TASK STATEMENT >>
Each entry must appear in the answer exactly as it does here.

::: MATERIAL SUPPLIED :::

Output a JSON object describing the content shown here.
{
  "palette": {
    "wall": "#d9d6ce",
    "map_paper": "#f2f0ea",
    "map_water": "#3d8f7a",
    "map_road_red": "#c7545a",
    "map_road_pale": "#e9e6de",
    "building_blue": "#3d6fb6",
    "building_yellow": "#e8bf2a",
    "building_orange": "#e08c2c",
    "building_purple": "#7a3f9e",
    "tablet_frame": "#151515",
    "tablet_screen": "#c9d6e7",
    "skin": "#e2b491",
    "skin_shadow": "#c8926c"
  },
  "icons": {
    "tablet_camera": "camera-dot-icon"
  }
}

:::

SOLUTION FOR THIS PROBLEM >>
Output a JSON object describing the content shown here.
{
  "palette": {
    "wall": "#d9d6ce",
    "map_paper": "#f2f0ea",
    "map_water": "#3d8f7a",
    "map_road_red": "#c7545a",
    "map_road_pale": "#e9e6de",
    "building_blue": "#3d6fb6",
    "building_yellow": "#e8bf2a",
    "building_orange": "#e08c2c",
    "building_purple": "#7a3f9e",
    "tablet_frame": "#151515",
    "tablet_screen": "#c9d6e7",
    "skin": "#e2b491",
    "skin_shadow": "#c8926c"
  },
  "icons": {
    "tablet_camera": "camera-dot-icon"
  }
}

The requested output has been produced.